[RECORDS PROVIDED — start]

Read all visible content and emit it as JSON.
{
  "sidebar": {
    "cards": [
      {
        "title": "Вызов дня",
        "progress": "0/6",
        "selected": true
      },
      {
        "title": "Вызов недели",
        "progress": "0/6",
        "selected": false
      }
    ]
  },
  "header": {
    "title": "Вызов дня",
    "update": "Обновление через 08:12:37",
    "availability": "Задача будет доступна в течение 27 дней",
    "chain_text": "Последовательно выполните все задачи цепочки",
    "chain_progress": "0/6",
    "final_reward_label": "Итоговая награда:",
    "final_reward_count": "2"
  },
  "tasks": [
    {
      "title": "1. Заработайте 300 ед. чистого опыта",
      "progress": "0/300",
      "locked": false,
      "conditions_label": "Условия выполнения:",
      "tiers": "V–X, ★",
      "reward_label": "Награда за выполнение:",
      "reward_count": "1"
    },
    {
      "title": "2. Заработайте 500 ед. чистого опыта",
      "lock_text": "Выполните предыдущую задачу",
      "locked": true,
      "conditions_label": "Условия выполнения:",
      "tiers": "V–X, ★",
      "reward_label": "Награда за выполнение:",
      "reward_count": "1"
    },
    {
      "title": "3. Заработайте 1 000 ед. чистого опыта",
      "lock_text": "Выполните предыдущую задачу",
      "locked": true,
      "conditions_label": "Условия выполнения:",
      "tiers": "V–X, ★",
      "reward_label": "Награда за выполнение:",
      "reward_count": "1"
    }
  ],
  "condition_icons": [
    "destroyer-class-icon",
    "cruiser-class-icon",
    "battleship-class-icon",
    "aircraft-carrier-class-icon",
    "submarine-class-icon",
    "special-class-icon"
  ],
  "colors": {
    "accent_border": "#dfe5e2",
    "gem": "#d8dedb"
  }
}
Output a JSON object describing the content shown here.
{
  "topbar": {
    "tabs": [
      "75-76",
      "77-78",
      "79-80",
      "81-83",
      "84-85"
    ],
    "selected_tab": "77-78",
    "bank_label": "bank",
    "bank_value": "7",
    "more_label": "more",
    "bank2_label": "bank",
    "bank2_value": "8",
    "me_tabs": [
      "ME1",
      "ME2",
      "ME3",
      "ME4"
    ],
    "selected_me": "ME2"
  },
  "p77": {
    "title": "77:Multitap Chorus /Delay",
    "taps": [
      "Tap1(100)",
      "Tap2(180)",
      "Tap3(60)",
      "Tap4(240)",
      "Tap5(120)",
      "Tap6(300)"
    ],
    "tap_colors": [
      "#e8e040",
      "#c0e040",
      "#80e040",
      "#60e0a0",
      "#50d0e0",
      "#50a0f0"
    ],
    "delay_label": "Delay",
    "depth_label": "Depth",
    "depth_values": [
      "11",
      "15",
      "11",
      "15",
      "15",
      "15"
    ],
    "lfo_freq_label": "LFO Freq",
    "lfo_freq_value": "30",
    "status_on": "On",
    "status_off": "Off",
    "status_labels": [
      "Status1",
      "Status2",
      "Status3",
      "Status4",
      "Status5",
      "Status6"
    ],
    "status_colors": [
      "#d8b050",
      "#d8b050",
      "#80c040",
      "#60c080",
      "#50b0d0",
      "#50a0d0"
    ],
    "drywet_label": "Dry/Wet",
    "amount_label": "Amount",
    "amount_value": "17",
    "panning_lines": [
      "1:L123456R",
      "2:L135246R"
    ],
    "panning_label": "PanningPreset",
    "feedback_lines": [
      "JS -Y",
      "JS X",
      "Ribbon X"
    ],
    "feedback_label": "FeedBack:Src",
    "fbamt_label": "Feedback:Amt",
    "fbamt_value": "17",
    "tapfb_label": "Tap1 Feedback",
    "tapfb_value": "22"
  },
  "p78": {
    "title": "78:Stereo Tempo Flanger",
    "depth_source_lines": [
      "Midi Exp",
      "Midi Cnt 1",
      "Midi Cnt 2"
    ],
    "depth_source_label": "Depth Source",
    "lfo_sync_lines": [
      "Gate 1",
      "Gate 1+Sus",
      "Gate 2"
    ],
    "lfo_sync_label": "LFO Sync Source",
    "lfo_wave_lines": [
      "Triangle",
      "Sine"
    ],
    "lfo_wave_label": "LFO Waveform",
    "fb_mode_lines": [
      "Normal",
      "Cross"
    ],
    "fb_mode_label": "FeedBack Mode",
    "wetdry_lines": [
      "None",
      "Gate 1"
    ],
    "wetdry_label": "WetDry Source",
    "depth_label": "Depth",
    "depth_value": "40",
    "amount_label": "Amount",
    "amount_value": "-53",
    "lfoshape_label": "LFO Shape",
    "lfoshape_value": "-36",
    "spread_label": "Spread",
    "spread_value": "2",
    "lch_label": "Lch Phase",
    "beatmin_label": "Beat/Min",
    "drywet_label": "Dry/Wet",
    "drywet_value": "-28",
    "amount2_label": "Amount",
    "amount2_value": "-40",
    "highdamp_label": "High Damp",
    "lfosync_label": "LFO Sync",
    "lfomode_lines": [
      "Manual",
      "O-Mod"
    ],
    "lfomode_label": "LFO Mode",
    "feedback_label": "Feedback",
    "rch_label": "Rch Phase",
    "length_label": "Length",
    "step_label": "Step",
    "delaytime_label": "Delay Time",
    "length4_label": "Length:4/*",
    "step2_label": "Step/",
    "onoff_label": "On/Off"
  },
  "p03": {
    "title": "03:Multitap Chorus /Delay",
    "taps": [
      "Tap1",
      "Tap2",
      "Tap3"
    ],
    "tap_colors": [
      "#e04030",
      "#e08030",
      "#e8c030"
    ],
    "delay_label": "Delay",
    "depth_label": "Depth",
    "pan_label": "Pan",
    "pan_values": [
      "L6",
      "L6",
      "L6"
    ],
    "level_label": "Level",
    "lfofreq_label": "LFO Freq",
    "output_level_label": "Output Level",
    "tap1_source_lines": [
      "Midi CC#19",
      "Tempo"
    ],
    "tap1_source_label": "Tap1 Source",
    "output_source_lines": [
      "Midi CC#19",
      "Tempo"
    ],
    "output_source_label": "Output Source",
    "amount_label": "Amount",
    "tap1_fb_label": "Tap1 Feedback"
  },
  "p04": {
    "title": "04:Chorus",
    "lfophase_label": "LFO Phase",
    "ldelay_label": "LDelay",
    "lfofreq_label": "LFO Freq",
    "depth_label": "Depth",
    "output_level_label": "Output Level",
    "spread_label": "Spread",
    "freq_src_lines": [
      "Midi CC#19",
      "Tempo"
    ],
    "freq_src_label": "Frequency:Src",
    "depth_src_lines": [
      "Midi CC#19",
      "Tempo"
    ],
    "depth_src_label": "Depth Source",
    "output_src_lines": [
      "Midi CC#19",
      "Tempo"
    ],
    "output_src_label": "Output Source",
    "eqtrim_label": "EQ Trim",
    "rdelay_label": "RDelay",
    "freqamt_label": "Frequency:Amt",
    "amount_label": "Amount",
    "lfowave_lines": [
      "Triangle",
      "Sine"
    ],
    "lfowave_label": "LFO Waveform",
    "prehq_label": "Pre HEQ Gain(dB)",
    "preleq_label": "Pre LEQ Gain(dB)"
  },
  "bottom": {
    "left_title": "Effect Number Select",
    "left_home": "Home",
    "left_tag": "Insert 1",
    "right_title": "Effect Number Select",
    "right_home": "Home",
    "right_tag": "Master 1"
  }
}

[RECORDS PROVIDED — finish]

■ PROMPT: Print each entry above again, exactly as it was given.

■ TASK RESPONSE:
Read all visible content and emit it as JSON.
{
  "sidebar": {
    "cards": [
      {
        "title": "Вызов дня",
        "progress": "0/6",
        "selected": true
      },
      {
        "title": "Вызов недели",
        "progress": "0/6",
        "selected": false
      }
    ]
  },
  "header": {
    "title": "Вызов дня",
    "update": "Обновление через 08:12:37",
    "availability": "Задача будет доступна в течение 27 дней",
    "chain_text": "Последовательно выполните все задачи цепочки",
    "chain_progress": "0/6",
    "final_reward_label": "Итоговая награда:",
    "final_reward_count": "2"
  },
  "tasks": [
    {
      "title": "1. Заработайте 300 ед. чистого опыта",
      "progress": "0/300",
      "locked": false,
      "conditions_label": "Условия выполнения:",
      "tiers": "V–X, ★",
      "reward_label": "Награда за выполнение:",
      "reward_count": "1"
    },
    {
      "title": "2. Заработайте 500 ед. чистого опыта",
      "lock_text": "Выполните предыдущую задачу",
      "locked": true,
      "conditions_label": "Условия выполнения:",
      "tiers": "V–X, ★",
      "reward_label": "Награда за выполнение:",
      "reward_count": "1"
    },
    {
      "title": "3. Заработайте 1 000 ед. чистого опыта",
      "lock_text": "Выполните предыдущую задачу",
      "locked": true,
      "conditions_label": "Условия выполнения:",
      "tiers": "V–X, ★",
      "reward_label": "Награда за выполнение:",
      "reward_count": "1"
    }
  ],
  "condition_icons": [
    "destroyer-class-icon",
    "cruiser-class-icon",
    "battleship-class-icon",
    "aircraft-carrier-class-icon",
    "submarine-class-icon",
    "special-class-icon"
  ],
  "colors": {
    "accent_border": "#dfe5e2",
    "gem": "#d8dedb"
  }
}
Output a JSON object describing the content shown here.
{
  "topbar": {
    "tabs": [
      "75-76",
      "77-78",
      "79-80",
      "81-83",
      "84-85"
    ],
    "selected_tab": "77-78",
    "bank_label": "bank",
    "bank_value": "7",
    "more_label": "more",
    "bank2_label": "bank",
    "bank2_value": "8",
    "me_tabs": [
      "ME1",
      "ME2",
      "ME3",
      "ME4"
    ],
    "selected_me": "ME2"
  },
  "p77": {
    "title": "77:Multitap Chorus /Delay",
    "taps": [
      "Tap1(100)",
      "Tap2(180)",
      "Tap3(60)",
      "Tap4(240)",
      "Tap5(120)",
      "Tap6(300)"
    ],
    "tap_colors": [
      "#e8e040",
      "#c0e040",
      "#80e040",
      "#60e0a0",
      "#50d0e0",
      "#50a0f0"
    ],
    "delay_label": "Delay",
    "depth_label": "Depth",
    "depth_values": [
      "11",
      "15",
      "11",
      "15",
      "15",
      "15"
    ],
    "lfo_freq_label": "LFO Freq",
    "lfo_freq_value": "30",
    "status_on": "On",
    "status_off": "Off",
    "status_labels": [
      "Status1",
      "Status2",
      "Status3",
      "Status4",
      "Status5",
      "Status6"
    ],
    "status_colors": [
      "#d8b050",
      "#d8b050",
      "#80c040",
      "#60c080",
      "#50b0d0",
      "#50a0d0"
    ],
    "drywet_label": "Dry/Wet",
    "amount_label": "Amount",
    "amount_value": "17",
    "panning_lines": [
      "1:L123456R",
      "2:L135246R"
    ],
    "panning_label": "PanningPreset",
    "feedback_lines": [
      "JS -Y",
      "JS X",
      "Ribbon X"
    ],
    "feedback_label": "FeedBack:Src",
    "fbamt_label": "Feedback:Amt",
    "fbamt_value": "17",
    "tapfb_label": "Tap1 Feedback",
    "tapfb_value": "22"
  },
  "p78": {
    "title": "78:Stereo Tempo Flanger",
    "depth_source_lines": [
      "Midi Exp",
      "Midi Cnt 1",
      "Midi Cnt 2"
    ],
    "depth_source_label": "Depth Source",
    "lfo_sync_lines": [
      "Gate 1",
      "Gate 1+Sus",
      "Gate 2"
    ],
    "lfo_sync_label": "LFO Sync Source",
    "lfo_wave_lines": [
      "Triangle",
      "Sine"
    ],
    "lfo_wave_label": "LFO Waveform",
    "fb_mode_lines": [
      "Normal",
      "Cross"
    ],
    "fb_mode_label": "FeedBack Mode",
    "wetdry_lines": [
      "None",
      "Gate 1"
    ],
    "wetdry_label": "WetDry Source",
    "depth_label": "Depth",
    "depth_value": "40",
    "amount_label": "Amount",
    "amount_value": "-53",
    "lfoshape_label": "LFO Shape",
    "lfoshape_value": "-36",
    "spread_label": "Spread",
    "spread_value": "2",
    "lch_label": "Lch Phase",
    "beatmin_label": "Beat/Min",
    "drywet_label": "Dry/Wet",
    "drywet_value": "-28",
    "amount2_label": "Amount",
    "amount2_value": "-40",
    "highdamp_label": "High Damp",
    "lfosync_label": "LFO Sync",
    "lfomode_lines": [
      "Manual",
      "O-Mod"
    ],
    "lfomode_label": "LFO Mode",
    "feedback_label": "Feedback",
    "rch_label": "Rch Phase",
    "length_label": "Length",
    "step_label": "Step",
    "delaytime_label": "Delay Time",
    "length4_label": "Length:4/*",
    "step2_label": "Step/",
    "onoff_label": "On/Off"
  },
  "p03": {
    "title": "03:Multitap Chorus /Delay",
    "taps": [
      "Tap1",
      "Tap2",
      "Tap3"
    ],
    "tap_colors": [
      "#e04030",
      "#e08030",
      "#e8c030"
    ],
    "delay_label": "Delay",
    "depth_label": "Depth",
    "pan_label": "Pan",
    "pan_values": [
      "L6",
      "L6",
      "L6"
    ],
    "level_label": "Level",
    "lfofreq_label": "LFO Freq",
    "output_level_label": "Output Level",
    "tap1_source_lines": [
      "Midi CC#19",
      "Tempo"
    ],
    "tap1_source_label": "Tap1 Source",
    "output_source_lines": [
      "Midi CC#19",
      "Tempo"
    ],
    "output_source_label": "Output Source",
    "amount_label": "Amount",
    "tap1_fb_label": "Tap1 Feedback"
  },
  "p04": {
    "title": "04:Chorus",
    "lfophase_label": "LFO Phase",
    "ldelay_label": "LDelay",
    "lfofreq_label": "LFO Freq",
    "depth_label": "Depth",
    "output_level_label": "Output Level",
    "spread_label": "Spread",
    "freq_src_lines": [
      "Midi CC#19",
      "Tempo"
    ],
    "freq_src_label": "Frequency:Src",
    "depth_src_lines": [
      "Midi CC#19",
      "Tempo"
    ],
    "depth_src_label": "Depth Source",
    "output_src_lines": [
      "Midi CC#19",
      "Tempo"
    ],
    "output_src_label": "Output Source",
    "eqtrim_label": "EQ Trim",
    "rdelay_label": "RDelay",
    "freqamt_label": "Frequency:Amt",
    "amount_label": "Amount",
    "lfowave_lines": [
      "Triangle",
      "Sine"
    ],
    "lfowave_label": "LFO Waveform",
    "prehq_label": "Pre HEQ Gain(dB)",
    "preleq_label": "Pre LEQ Gain(dB)"
  },
  "bottom": {
    "left_title": "Effect Number Select",
    "left_home": "Home",
    "left_tag": "Insert 1",
    "right_title": "Effect Number Select",
    "right_home": "Home",
    "right_tag": "Master 1"
  }
}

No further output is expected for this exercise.